Last November, Kronos and Ultimate formed a new group, the Equity at Work Council, which brings together academic and business experts to study the science behind diversity and inclusion.
The goal is to develop toolkits and best practices for achieving diversity and inclusion, said Jarik Conrad, executive director of the equity council.
HR tools that look at percentages of women and pay equity are plentiful. HR managers can also utilize qualitative measures, such as investigating, "How does it feel to be a person of color working in [a specific] organization? Do you feel engaged, do you feel like you have the same opportunity for growth?" Conrad said. But Ultimate Software and Kronos want to bring this qualitative and quantitative data together.
An organization may have won awards for diversity and inclusion, "but when you interview somebody who works there, they say they feel isolated, they don't feel necessarily included," Conrad said. The newly merged HR vendor wants to find ways to close that gap, he said.
No vendor standards on workforce data
HR vendors vary in the amount of data they report. Some report the representation of minorities in management ranks; others do not. When Ultimate was asked for diversity data, it provided a link to Fortune's most recent "100 Best Companies to Work For," an annual ranking that includes a breakout of employee demographics.
Conrad believes that HR organizations "ought to be as transparent as possible," but more than that, they need to show how they are making progress, he said.
On its website, Oracle reports its workforce at 31% female and 3.7% Black. Earlier this month, R. Andre Klein, a shareholder, filed a lawsuit over the diversity of its board.
"The Board, as well as the Company's executive officers, remain devoid of Black people and other minorities," the lawsuit states. It seeks several changes, including the resignations of several Oracle board members prior to the firm's November annual meeting. Oracle declined to comment.
ADP is evaluating its disclosures
ADP LLC publishes workforce demographics but doesn't break them out by race. It reported a U.S. minority workforce at 37% in 2018. The way it reports its data could change, the firm said.
"We fully agree that transparency in reporting is critical to an organization's diversity and inclusion programs, in addition to utilizing HCM solutions to drive successful implementation of these programs," said Dana Casalino, a spokeswoman, in a statement. The company continues to assess its "Corporate Social Responsibility" report. "We are currently in the process of evaluating the evolution of our disclosure," she said. A new report is due this fall.
Even HR vendors that cite a need to improve their Black employee representation can still make Fortune's "100 Best Companies to Work For" list as well as its "100 Best Places Workplaces for Diversity." Workday and SAP America are two examples of that.
Data analysis for both lists is done by the Great Place to Work Institute, Inc. In April, Michael Bush, CEO of the people analytics firm, was appointed to Workday's board of directors.

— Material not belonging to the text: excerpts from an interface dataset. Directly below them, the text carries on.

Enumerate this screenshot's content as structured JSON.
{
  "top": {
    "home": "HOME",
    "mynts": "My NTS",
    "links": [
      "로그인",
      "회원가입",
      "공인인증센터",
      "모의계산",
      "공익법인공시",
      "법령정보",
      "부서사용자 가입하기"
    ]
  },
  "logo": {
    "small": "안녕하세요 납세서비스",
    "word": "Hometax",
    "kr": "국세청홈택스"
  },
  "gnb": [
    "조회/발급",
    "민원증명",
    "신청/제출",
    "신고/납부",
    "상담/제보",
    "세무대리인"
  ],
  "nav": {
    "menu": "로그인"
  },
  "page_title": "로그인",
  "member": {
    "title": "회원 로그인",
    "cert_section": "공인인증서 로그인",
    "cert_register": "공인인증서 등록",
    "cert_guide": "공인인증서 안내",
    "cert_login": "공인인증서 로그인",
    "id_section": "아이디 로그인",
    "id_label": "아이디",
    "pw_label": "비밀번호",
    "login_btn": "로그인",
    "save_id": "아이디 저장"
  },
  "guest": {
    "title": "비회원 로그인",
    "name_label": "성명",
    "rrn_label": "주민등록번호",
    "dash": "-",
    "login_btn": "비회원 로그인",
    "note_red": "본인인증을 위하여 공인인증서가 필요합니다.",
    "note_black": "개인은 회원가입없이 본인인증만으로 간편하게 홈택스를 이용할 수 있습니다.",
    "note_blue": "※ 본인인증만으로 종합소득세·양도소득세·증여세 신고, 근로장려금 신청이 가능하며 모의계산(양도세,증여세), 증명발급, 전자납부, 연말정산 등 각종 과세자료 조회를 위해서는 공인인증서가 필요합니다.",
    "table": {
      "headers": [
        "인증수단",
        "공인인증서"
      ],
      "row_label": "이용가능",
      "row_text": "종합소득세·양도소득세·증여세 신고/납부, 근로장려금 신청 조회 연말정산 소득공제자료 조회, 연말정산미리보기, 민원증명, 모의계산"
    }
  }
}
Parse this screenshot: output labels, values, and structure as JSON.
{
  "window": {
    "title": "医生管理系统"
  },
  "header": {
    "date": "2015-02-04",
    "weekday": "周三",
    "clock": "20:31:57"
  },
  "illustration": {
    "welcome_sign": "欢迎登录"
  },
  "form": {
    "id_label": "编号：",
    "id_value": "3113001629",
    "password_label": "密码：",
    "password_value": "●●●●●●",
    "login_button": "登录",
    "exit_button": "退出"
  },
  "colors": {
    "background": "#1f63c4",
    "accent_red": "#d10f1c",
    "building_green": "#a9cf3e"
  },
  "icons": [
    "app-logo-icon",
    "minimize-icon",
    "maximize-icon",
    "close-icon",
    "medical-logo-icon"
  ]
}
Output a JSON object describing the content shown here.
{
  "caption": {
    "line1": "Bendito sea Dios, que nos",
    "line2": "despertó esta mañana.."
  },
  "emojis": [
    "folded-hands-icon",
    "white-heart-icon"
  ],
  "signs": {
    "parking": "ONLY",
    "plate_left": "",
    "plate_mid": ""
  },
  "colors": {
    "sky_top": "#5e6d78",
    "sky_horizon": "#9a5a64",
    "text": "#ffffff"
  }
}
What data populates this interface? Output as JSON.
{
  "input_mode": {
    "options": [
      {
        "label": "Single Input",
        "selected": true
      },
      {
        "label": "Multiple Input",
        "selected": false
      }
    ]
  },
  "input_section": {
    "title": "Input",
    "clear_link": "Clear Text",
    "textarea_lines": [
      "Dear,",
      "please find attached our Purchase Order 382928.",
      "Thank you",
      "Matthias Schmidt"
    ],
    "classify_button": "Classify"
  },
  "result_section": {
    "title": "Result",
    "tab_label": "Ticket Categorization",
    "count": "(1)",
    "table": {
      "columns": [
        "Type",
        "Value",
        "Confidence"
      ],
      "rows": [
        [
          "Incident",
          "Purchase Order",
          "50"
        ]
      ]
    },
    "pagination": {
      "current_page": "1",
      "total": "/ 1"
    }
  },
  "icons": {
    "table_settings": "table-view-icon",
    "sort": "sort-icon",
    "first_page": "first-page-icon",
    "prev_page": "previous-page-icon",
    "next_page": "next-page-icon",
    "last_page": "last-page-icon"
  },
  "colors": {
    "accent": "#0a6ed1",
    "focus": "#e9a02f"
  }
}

Workday is ranked fifth in Fortune's "Best Companies to Work For" list, but the firm said, at the time of Bush's appointment, it will no longer participate in the Fortune rankings.
The representation of minority and gender is only one factor in the Great Place to Work Institute's measures. The firm analyzes the experiences employees are having, including financial performance, leadership effectiveness and other metrics.
Michael BushCEO, Great Place to Work Institute, Inc.
"We measure whether you enjoy the people that you work with," Bush said. "Whether you have pride in the workplace, which comes from whether the people that you work with care about you and you care about them."
Bush sees its metrics as a catalyst for change that continues to evolve. It changed its methodology in 2016 to consider whether all demographic groups at a firm had the same experience. That change prompted some firms to exit the "Best Places" ranking process due to issues around promotions and salary, mainly among female employees, he said.